In affirming the decision of Langstaff J in the High Court, the Court of Appeal based its decision on a number of analogous cases involving the treatment of hospital patients. It has been established that there are strong policy reasons (owing to the vulnerability of patients) for imposing liability on hospitals for any negligence in the delivery of treatments which it offers to patients, even for those treatments which are administered by a person who is not employed by the hospital. Crucially however, this principle has not been extended to circumstances where the treatment is carried on outside the hospital’s premises (Farraj v King’s Healthcare NHS Trust [2009]). The principle in Caparo Industries Plc v Dickman [1990], that it would not be ‘fair, just and reasonable’ to extend Essex’s duty of care, was therefore applied by the Court to these facts.

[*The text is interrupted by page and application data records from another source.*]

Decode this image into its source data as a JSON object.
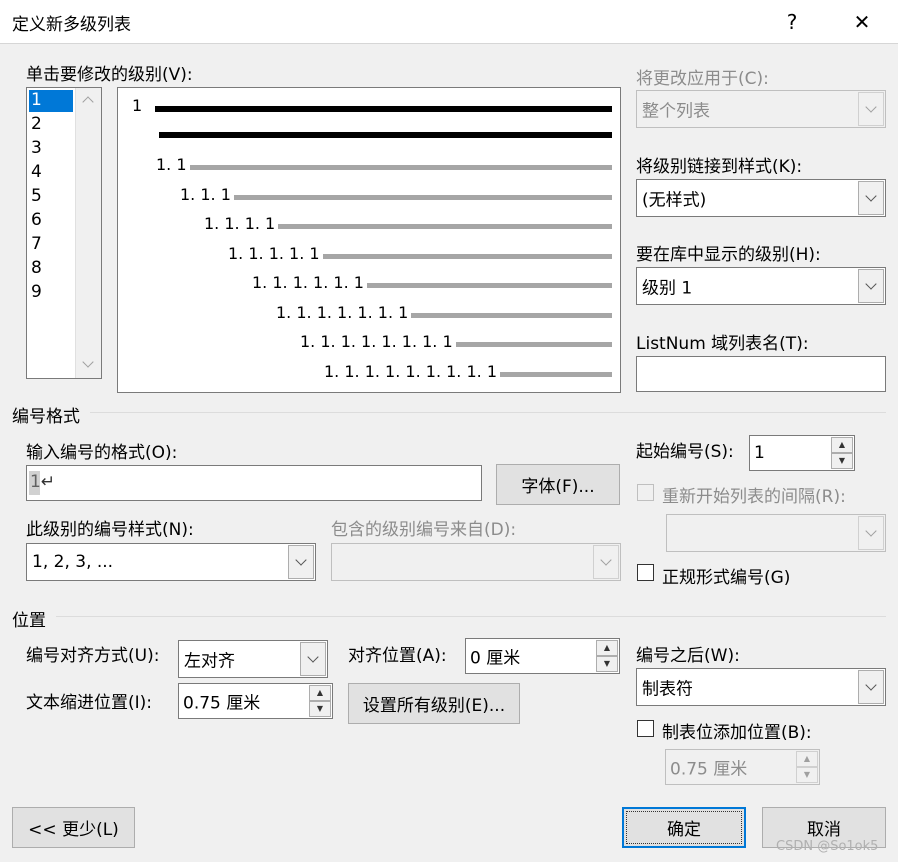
{
  "window": {
    "title": "定义新多级列表",
    "help": "?",
    "close": "✕"
  },
  "level_list": {
    "label": "单击要修改的级别(V):",
    "items": [
      "1",
      "2",
      "3",
      "4",
      "5",
      "6",
      "7",
      "8",
      "9"
    ],
    "selected": "1"
  },
  "preview": {
    "rows": [
      {
        "num": "1",
        "style": "black"
      },
      {
        "num": "",
        "style": "black"
      },
      {
        "num": "1. 1",
        "style": "gray"
      },
      {
        "num": "1. 1. 1",
        "style": "gray"
      },
      {
        "num": "1. 1. 1. 1",
        "style": "gray"
      },
      {
        "num": "1. 1. 1. 1. 1",
        "style": "gray"
      },
      {
        "num": "1. 1. 1. 1. 1. 1",
        "style": "gray"
      },
      {
        "num": "1. 1. 1. 1. 1. 1. 1",
        "style": "gray"
      },
      {
        "num": "1. 1. 1. 1. 1. 1. 1. 1",
        "style": "gray"
      },
      {
        "num": "1. 1. 1. 1. 1. 1. 1. 1. 1",
        "style": "gray"
      }
    ]
  },
  "right_panel": {
    "apply_to_label": "将更改应用于(C):",
    "apply_to_value": "整个列表",
    "link_style_label": "将级别链接到样式(K):",
    "link_style_value": "(无样式)",
    "gallery_level_label": "要在库中显示的级别(H):",
    "gallery_level_value": "级别 1",
    "listnum_label": "ListNum 域列表名(T):",
    "listnum_value": ""
  },
  "number_format": {
    "section": "编号格式",
    "enter_format_label": "输入编号的格式(O):",
    "enter_format_value": "1↵",
    "font_button": "字体(F)...",
    "style_label": "此级别的编号样式(N):",
    "style_value": "1, 2, 3, ...",
    "include_label": "包含的级别编号来自(D):",
    "include_value": "",
    "start_at_label": "起始编号(S):",
    "start_at_value": "1",
    "restart_label": "重新开始列表的间隔(R):",
    "restart_value": "",
    "legal_label": "正规形式编号(G)"
  },
  "position": {
    "section": "位置",
    "alignment_label": "编号对齐方式(U):",
    "alignment_value": "左对齐",
    "aligned_at_label": "对齐位置(A):",
    "aligned_at_value": "0 厘米",
    "indent_label": "文本缩进位置(I):",
    "indent_value": "0.75 厘米",
    "set_all_button": "设置所有级别(E)...",
    "follow_label": "编号之后(W):",
    "follow_value": "制表符",
    "tab_stop_label": "制表位添加位置(B):",
    "tab_stop_value": "0.75 厘米"
  },
  "footer": {
    "less_button": "<< 更少(L)",
    "ok_button": "确定",
    "cancel_button": "取消",
    "watermark": "CSDN @So1ok5"
  }
}
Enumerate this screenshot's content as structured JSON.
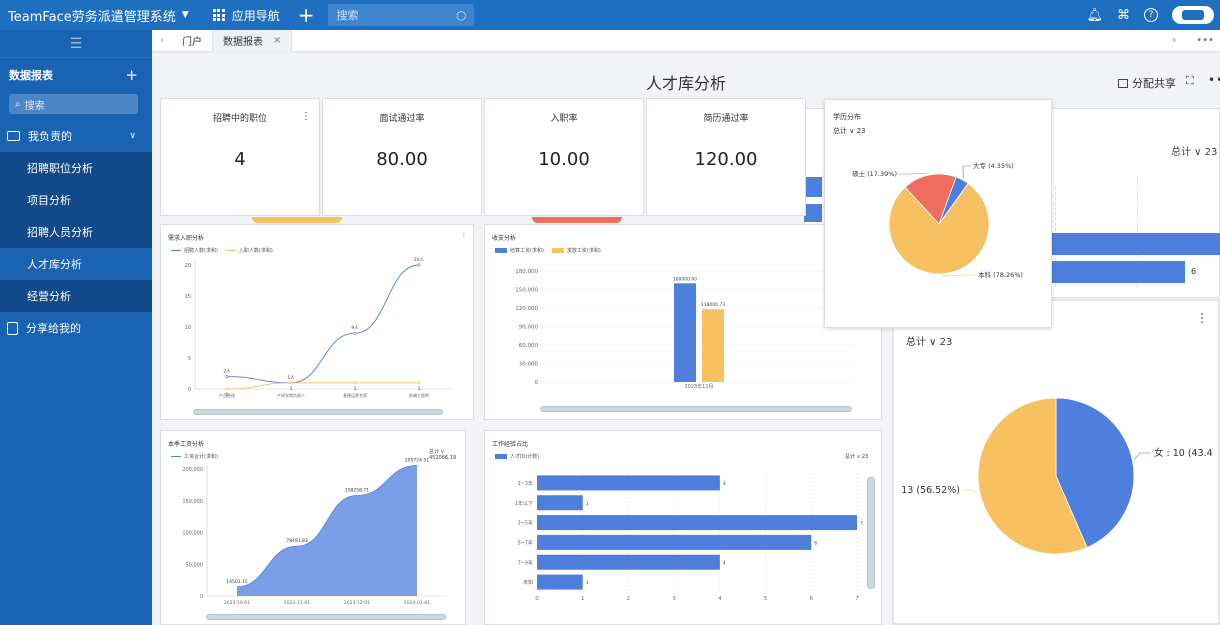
{
  "app": {
    "title": "TeamFace劳务派遣管理系统",
    "nav_label": "应用导航",
    "search_placeholder": "搜索"
  },
  "sidebar": {
    "section_title": "数据报表",
    "search_placeholder": "搜索",
    "group_label": "我负责的",
    "items": [
      {
        "label": "招聘职位分析"
      },
      {
        "label": "项目分析"
      },
      {
        "label": "招聘人员分析"
      },
      {
        "label": "人才库分析",
        "active": true
      },
      {
        "label": "经营分析"
      }
    ],
    "share_label": "分享给我的"
  },
  "tabs": [
    {
      "label": "门户"
    },
    {
      "label": "数据报表",
      "closable": true
    }
  ],
  "page": {
    "title": "人才库分析",
    "share_label": "分配共享"
  },
  "kpis": [
    {
      "label": "招聘中的职位",
      "value": "4"
    },
    {
      "label": "面试通过率",
      "value": "80.00"
    },
    {
      "label": "入职率",
      "value": "10.00"
    },
    {
      "label": "简历通过率",
      "value": "120.00"
    }
  ],
  "colors": {
    "blue": "#4e7fdd",
    "orange": "#f7c060",
    "red": "#ee6d5d",
    "topbar": "#1f6fc0",
    "sidebar": "#1a63b3"
  },
  "chart_data": [
    {
      "type": "line",
      "title": "需求入职分析",
      "categories": [
        "产品经理",
        "产研学院负责人",
        "基建运营专家",
        "前端工程师"
      ],
      "series": [
        {
          "name": "招聘人数(求和)",
          "values": [
            2,
            1,
            9,
            20
          ],
          "labels": [
            "2人",
            "1人",
            "9人",
            "20人"
          ]
        },
        {
          "name": "入职人数(求和)",
          "values": [
            0,
            1,
            1,
            1
          ],
          "labels": [
            "0",
            "1",
            "1",
            "1"
          ]
        }
      ],
      "y_ticks": [
        "0",
        "5",
        "10",
        "15",
        "20"
      ],
      "ylim": [
        0,
        20
      ]
    },
    {
      "type": "bar",
      "title": "收支分析",
      "categories": [
        "2023年11月"
      ],
      "series": [
        {
          "name": "结算工资(求和)",
          "values": [
            160000
          ],
          "label": "160000.00"
        },
        {
          "name": "发放工资(求和)",
          "values": [
            118000
          ],
          "label": "118000.73"
        }
      ],
      "y_ticks": [
        "0",
        "30,000",
        "60,000",
        "90,000",
        "120,000",
        "150,000",
        "180,000"
      ],
      "ylim": [
        0,
        180000
      ]
    },
    {
      "type": "area",
      "title": "本季工资分析",
      "total": "总计 ∨ 452066.19",
      "categories": [
        "2023-10-01",
        "2023-11-01",
        "2023-12-01",
        "2024-01-01"
      ],
      "series": [
        {
          "name": "工资合计(求和)",
          "values": [
            14501.15,
            78491.83,
            158258.71,
            205724.51
          ],
          "labels": [
            "14501.15",
            "78491.83",
            "158258.71",
            "205724.51"
          ]
        }
      ],
      "y_ticks": [
        "0",
        "50,000",
        "100,000",
        "150,000",
        "200,000"
      ],
      "ylim": [
        0,
        200000
      ]
    },
    {
      "type": "bar",
      "orientation": "horizontal",
      "title": "工作经验占比",
      "total": "总计 ∨ 23",
      "categories": [
        "1~3年",
        "1年以下",
        "3~5年",
        "5~7年",
        "7~9年",
        "未知"
      ],
      "series": [
        {
          "name": "人才ID(计数)",
          "values": [
            4,
            1,
            7,
            6,
            4,
            1
          ]
        }
      ],
      "x_ticks": [
        "0",
        "1",
        "2",
        "3",
        "4",
        "5",
        "6",
        "7"
      ],
      "xlim": [
        0,
        7
      ]
    },
    {
      "type": "pie",
      "title": "学历分布",
      "total": "总计 ∨ 23",
      "slices": [
        {
          "name": "大专",
          "label": "大专  (4.35%)",
          "value": 4.35
        },
        {
          "name": "本科",
          "label": "本科  (78.26%)",
          "value": 78.26
        },
        {
          "name": "硕士",
          "label": "硕士  (17.39%)",
          "value": 17.39
        }
      ]
    },
    {
      "type": "pie",
      "total": "总计 ∨ 23",
      "slices": [
        {
          "name": "女",
          "label": "女 : 10 (43.4",
          "value": 43.48
        },
        {
          "label": "13 (56.52%)",
          "value": 56.52
        }
      ]
    }
  ],
  "background": {
    "total_label": "总计 ∨ 23",
    "bar_value": "6"
  }
}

Lord Justice Tomlinson also noted that imposing liability on Essex in such circumstances could have a significant ‘chilling effect’ on the willingness of schools to provide valuable experiences (such as swimming lessons) to their pupils.

The principle in Brown v Nelson and others [1971], in which it was decided that public bodies have “a general duty to take reasonable steps for the safety of those under their charge”, therefore remains the guiding authority. So long as the public body knows the premises, knows that the premises appear to be safe and knows that they are staffed by competent and careful persons, this duty will be discharged. Applying this to the present facts, the pool was staffed by a lifeguard and Ms Stotford was a qualified swimming instructor. The Court of Appeal was therefore satisfied that Essex had discharged its duty towards the Appellant. The non-delegable duty of care therefore appears to apply only to negligence attributable to a public body’s own premises or its own staff. Once the pupil is sent off-site, provided that the facility appears safe and the staff appears competent, the duty of care is discharged.

Lord Justice Tomlinson also discussed whether or not the principle in Brown (the requirement of competence) could be interpreted to include a duty on a public authority to take reasonable steps to ensure that any third party service provider has in place a suitable policy of public liability insurance, although he noted that no argument was offered on this point.


This appeal to the Supreme Court is likely to revolve significantly around whether or not the public body had ‘control’ over the actions of its agent. In his dissenting judgment in the Court of Appeal, Lord Justice Laws suggested that a non-delegable duty is owed by a school or hospital ”to see that care is taken for the safety of a child or patient who (a) is generally in its care, and (b) is receiving a service which is part of the institution’s mainstream function of education or tending to the sick” (emphasis added). On this interpretation, the fact that the school ‘outsourced’ swimming lessons to competent staff in safe facilities may not be enough to discharge its duty of care.

Based on the above, it appears likely that the Supreme Court will find that one of the following applies:

  1. That the appropriate test should be based on the degree of ‘control’ which the public authority exercises over the delivery of the given function. Where the service provided is no longer within its control, the public authority should have no liability, provided that it has taken care to ‘outsource’ the function to a competent staff which uses safe facilities.
  2. That Lord Justice Laws’ wider interpretation should be applied: a duty of care is owed to those who are a) generally in the public authority’s care, and b) receiving services as part of the public authority’s ‘mainstream function’, even though such services might have been ‘outsourced’ to a third party.
  3. That a narrower interpretation is correct: part of a public authority’s responsibility when selecting a ‘competent’ third party service provider is to take reasonable steps to ensure that such third party has a suitable policy of public liability insurance in place.

It will therefore be interesting to see how the Supreme Court approaches this appeal, the result of which might have wide-reaching implications for all institutions which employ third parties in the provision of education or healthcare.